Downie says more needs to happen to continue to contain the spread of the coronavirus and protect people who are homeless into the future.
She says more satellite shelter locations are needed to keep shelters below capacity to the point that they can properly distance beds and employ other measures to lessen virus spread. Other homeless service providers have called for the same. A spokesperson for the state's COVID-19 command center says state leaders are working to come up with a plan to add to or replace existing facilities to spread out homeless shelter populations.
Faster action to create permanent housing for people who've been homeless is also needed, according to Downie. She points out buildings such as former hotels or YMCAs with housing units that could possibly be converted quickly to housing, and she wonders if local and state officials could ease regulations that bog down the process of creating that housing.
"Finding sites is not an easy lift," she says. "But I don't know that we have a choice, because we're either going to go back to the way things were [and] have, I think, repeat episodes of this virus ... [or] we can do this the right way, which is do our best ... to find a more creative way to find housing."
"The question is, how much political will and how much financial support will it take to get there?" she continues.
Downie is also urging state and local leaders and homeless service providers to work together to create a more comprehensive, well-funded system to assess people's needs before or right when they arrive at shelters looking for help. That would allow advocates to divert them to other housing options immediately so that they don't have to enter the shelter.

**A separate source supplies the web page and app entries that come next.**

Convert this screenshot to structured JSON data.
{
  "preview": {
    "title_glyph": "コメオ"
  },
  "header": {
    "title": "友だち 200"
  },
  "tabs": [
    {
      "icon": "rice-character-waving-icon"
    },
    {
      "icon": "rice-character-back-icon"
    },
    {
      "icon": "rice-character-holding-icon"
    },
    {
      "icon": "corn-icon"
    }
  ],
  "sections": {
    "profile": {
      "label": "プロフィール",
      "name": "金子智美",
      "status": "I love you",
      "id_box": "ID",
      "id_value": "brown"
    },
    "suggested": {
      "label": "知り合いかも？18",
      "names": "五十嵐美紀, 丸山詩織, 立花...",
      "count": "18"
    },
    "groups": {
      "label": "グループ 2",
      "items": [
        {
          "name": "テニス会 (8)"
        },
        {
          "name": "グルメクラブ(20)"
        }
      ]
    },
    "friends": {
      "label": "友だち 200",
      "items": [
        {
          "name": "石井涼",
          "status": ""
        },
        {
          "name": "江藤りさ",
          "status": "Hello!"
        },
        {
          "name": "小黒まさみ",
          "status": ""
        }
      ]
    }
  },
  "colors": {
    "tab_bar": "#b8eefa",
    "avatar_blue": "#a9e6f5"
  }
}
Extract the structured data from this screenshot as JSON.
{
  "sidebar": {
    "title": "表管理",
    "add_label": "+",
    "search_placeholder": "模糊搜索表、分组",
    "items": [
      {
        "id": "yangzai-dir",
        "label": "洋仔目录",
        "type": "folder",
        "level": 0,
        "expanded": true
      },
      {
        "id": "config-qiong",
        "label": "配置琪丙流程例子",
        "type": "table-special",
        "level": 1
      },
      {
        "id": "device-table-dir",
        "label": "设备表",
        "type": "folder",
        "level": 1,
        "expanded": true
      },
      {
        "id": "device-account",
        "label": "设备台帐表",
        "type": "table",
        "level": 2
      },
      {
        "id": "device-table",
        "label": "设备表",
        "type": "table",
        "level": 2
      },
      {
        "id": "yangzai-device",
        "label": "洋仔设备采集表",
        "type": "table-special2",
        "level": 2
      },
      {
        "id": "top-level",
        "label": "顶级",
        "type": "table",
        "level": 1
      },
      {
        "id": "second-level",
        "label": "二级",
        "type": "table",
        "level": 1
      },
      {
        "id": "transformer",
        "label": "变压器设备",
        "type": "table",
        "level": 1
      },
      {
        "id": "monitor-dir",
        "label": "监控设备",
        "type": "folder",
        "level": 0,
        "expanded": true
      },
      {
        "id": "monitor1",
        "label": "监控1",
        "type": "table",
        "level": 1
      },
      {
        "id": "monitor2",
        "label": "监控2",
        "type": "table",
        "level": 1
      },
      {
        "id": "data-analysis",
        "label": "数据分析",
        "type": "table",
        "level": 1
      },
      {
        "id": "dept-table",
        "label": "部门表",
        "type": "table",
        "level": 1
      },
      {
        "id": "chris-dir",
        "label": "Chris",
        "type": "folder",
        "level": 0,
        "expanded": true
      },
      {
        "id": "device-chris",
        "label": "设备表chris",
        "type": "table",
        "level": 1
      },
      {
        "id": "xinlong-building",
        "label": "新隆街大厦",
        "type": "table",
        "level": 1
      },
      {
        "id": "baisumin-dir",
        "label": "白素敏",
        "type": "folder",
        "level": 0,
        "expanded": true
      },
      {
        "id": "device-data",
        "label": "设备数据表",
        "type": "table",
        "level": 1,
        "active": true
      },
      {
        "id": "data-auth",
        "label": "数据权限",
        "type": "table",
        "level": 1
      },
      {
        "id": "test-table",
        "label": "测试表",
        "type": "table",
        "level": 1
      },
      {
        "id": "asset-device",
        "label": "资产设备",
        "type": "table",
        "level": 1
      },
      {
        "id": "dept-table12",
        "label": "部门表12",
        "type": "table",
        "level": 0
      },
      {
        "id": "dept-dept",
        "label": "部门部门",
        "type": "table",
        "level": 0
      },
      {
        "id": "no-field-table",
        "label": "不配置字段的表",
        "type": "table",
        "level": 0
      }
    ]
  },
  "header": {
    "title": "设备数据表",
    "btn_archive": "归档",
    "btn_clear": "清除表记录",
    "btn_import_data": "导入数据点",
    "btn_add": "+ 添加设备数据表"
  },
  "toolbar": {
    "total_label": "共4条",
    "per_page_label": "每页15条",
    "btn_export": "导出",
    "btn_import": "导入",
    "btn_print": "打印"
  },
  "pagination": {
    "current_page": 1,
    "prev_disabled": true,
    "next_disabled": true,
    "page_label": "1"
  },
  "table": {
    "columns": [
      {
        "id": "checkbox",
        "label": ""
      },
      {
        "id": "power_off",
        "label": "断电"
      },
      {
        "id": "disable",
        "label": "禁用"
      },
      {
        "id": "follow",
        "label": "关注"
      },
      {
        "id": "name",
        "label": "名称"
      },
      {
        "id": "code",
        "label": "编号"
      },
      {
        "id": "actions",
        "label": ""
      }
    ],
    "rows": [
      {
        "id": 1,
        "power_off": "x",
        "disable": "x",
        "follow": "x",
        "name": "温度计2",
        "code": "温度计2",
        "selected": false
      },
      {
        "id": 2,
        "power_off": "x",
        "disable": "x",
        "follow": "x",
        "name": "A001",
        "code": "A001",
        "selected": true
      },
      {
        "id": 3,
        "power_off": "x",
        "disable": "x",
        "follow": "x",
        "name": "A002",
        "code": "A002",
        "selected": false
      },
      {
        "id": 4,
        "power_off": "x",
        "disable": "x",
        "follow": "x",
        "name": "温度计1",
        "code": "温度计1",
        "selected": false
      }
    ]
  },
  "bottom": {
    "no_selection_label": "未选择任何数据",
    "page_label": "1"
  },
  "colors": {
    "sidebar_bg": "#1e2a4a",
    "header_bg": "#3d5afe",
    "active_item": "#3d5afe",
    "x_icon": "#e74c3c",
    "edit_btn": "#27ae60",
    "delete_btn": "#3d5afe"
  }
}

Many shelters in Boston offer these so-called "front-door triage" programs, but there isn't enough funding to offer the service to everyone who arrives at a shelter.
This article was originally published on May 27, 2020.